USCG Cmdr. Christian A. Lee
Fast Response Cutter Richard Etheridge
began refitting Island-class patrol
boats to extend them 13 feet.] I
still see myself on that tour right
now. I was thrilled beyond belief
when they told me that would be
the first ship I would be a commander of.
For over a year and half, the
crew killed themselves to make
that ship work. We put a tremendous amount of blood, sweat and
tears in it. A lot of good came out
of it that people can’t see.
The failed conversion wasn’t
from a lack of trying on our part, as
we seemed destined to fail from
the beginning. For any Sailor, it’s
never a good day when you’re
looking at the back end of a tow
boat as your cutter is being sent up
to Baltimore to be scrapped.
From that project we did learn a lot that has helped us
with the Fast Response Cutter (FRC). We took the lessons learned on the enhanced C4ISR [command, control, computers, communication, intelligence, surveillance and reconnaissance] capabilities and the addition
of the stern launch ramp and added those to the FRC.
Finding out I was going to be the commanding officer for one of the first FRCs off the production line was
an incredible turning point in my career.
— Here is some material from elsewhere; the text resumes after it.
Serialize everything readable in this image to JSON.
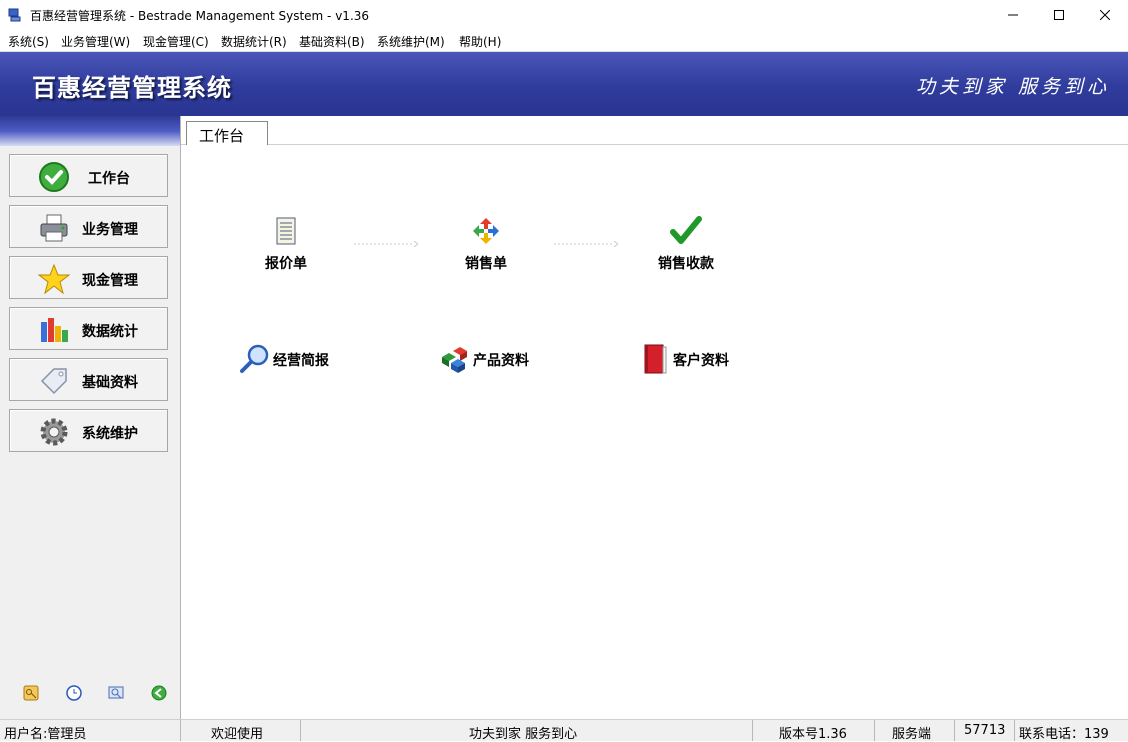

It still feels
like a continuation of the tour I started with the 123-
foot patrol boat conversion.
Since February, we have been training and doing
drills, and adding parts to the cutter and getting assessments, but at this point we want to show the Coast
Guard and the nation what this cutter is capable of.
Working on small boats most of my career, the biggest
lesson I have learned since joining the service is that you
don’t need a big crew to get a lot accomplished. ■
U.S. COAST GUARD
Igrew up in Rockaway Beach, N. Y., was always around the water and saw a lot of daily Coast Guard activity. I
was not too interested in joining the service until high
school, when they recruited me to play football.
While at the Coast Guard Academy, I started to learn
more about the service and I really liked what I was seeing. I graduated in 1997 and started my first tour on the
270-foot Medium-Endurance Cutter Harriet Lane. I
have also worked in the Office of Congressional Affairs
in Washington, D.C., and was the commanding officer
of the 123-foot patrol boat Nunivak.
Working in D.C. was interesting because I reported to
duty in August of 2001. As you know, the world changed
a month later and I felt very fortunate to be there, as the
Coast Guard went through major changes as well.
Nunivak was one of the eight boats that were part of
the failed 110-foot conversion. [As part of the former
Integrated Deepwater System Program, the service
“Working in D.C. was interesting because I reported to duty in August of
2001. As you know, the world changed a month later and I felt very fortunate to be there, as the Coast Guard went through major changes as well.”